_Exercise material_:
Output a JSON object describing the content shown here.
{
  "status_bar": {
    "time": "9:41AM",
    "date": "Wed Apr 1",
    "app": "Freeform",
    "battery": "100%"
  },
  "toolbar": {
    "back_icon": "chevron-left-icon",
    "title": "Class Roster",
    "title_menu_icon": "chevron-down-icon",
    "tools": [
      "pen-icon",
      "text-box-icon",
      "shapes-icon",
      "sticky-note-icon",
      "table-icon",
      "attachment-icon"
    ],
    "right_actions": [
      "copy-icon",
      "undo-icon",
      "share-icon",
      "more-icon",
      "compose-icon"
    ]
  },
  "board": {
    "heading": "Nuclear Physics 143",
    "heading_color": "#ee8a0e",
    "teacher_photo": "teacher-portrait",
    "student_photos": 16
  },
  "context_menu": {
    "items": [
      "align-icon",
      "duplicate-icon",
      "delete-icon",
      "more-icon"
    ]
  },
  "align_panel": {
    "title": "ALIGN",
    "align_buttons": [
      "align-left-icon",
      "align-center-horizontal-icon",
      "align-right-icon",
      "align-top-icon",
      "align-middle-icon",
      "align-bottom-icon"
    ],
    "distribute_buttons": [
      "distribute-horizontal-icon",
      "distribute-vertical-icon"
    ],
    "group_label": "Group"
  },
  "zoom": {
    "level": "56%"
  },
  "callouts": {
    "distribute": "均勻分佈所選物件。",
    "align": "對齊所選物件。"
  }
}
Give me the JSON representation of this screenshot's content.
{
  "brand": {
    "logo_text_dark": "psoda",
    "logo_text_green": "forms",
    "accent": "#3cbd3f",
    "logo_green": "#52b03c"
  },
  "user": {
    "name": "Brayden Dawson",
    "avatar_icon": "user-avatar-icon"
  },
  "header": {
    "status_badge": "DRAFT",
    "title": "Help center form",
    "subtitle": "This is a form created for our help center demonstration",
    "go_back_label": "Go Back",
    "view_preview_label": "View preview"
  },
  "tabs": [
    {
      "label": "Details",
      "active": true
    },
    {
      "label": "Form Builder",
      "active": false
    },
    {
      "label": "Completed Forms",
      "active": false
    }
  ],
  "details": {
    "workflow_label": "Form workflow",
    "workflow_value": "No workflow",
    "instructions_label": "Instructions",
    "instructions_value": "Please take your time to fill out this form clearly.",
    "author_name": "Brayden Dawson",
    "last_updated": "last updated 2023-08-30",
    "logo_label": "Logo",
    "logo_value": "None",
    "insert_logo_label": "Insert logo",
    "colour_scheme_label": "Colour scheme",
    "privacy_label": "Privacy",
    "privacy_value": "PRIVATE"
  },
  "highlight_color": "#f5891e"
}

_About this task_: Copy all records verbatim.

_Answer for this exercise_:
Output a JSON object describing the content shown here.
{
  "status_bar": {
    "time": "9:41AM",
    "date": "Wed Apr 1",
    "app": "Freeform",
    "battery": "100%"
  },
  "toolbar": {
    "back_icon": "chevron-left-icon",
    "title": "Class Roster",
    "title_menu_icon": "chevron-down-icon",
    "tools": [
      "pen-icon",
      "text-box-icon",
      "shapes-icon",
      "sticky-note-icon",
      "table-icon",
      "attachment-icon"
    ],
    "right_actions": [
      "copy-icon",
      "undo-icon",
      "share-icon",
      "more-icon",
      "compose-icon"
    ]
  },
  "board": {
    "heading": "Nuclear Physics 143",
    "heading_color": "#ee8a0e",
    "teacher_photo": "teacher-portrait",
    "student_photos": 16
  },
  "context_menu": {
    "items": [
      "align-icon",
      "duplicate-icon",
      "delete-icon",
      "more-icon"
    ]
  },
  "align_panel": {
    "title": "ALIGN",
    "align_buttons": [
      "align-left-icon",
      "align-center-horizontal-icon",
      "align-right-icon",
      "align-top-icon",
      "align-middle-icon",
      "align-bottom-icon"
    ],
    "distribute_buttons": [
      "distribute-horizontal-icon",
      "distribute-vertical-icon"
    ],
    "group_label": "Group"
  },
  "zoom": {
    "level": "56%"
  },
  "callouts": {
    "distribute": "均勻分佈所選物件。",
    "align": "對齊所選物件。"
  }
}
Give me the JSON representation of this screenshot's content.
{
  "brand": {
    "logo_text_dark": "psoda",
    "logo_text_green": "forms",
    "accent": "#3cbd3f",
    "logo_green": "#52b03c"
  },
  "user": {
    "name": "Brayden Dawson",
    "avatar_icon": "user-avatar-icon"
  },
  "header": {
    "status_badge": "DRAFT",
    "title": "Help center form",
    "subtitle": "This is a form created for our help center demonstration",
    "go_back_label": "Go Back",
    "view_preview_label": "View preview"
  },
  "tabs": [
    {
      "label": "Details",
      "active": true
    },
    {
      "label": "Form Builder",
      "active": false
    },
    {
      "label": "Completed Forms",
      "active": false
    }
  ],
  "details": {
    "workflow_label": "Form workflow",
    "workflow_value": "No workflow",
    "instructions_label": "Instructions",
    "instructions_value": "Please take your time to fill out this form clearly.",
    "author_name": "Brayden Dawson",
    "last_updated": "last updated 2023-08-30",
    "logo_label": "Logo",
    "logo_value": "None",
    "insert_logo_label": "Insert logo",
    "colour_scheme_label": "Colour scheme",
    "privacy_label": "Privacy",
    "privacy_value": "PRIVATE"
  },
  "highlight_color": "#f5891e"
}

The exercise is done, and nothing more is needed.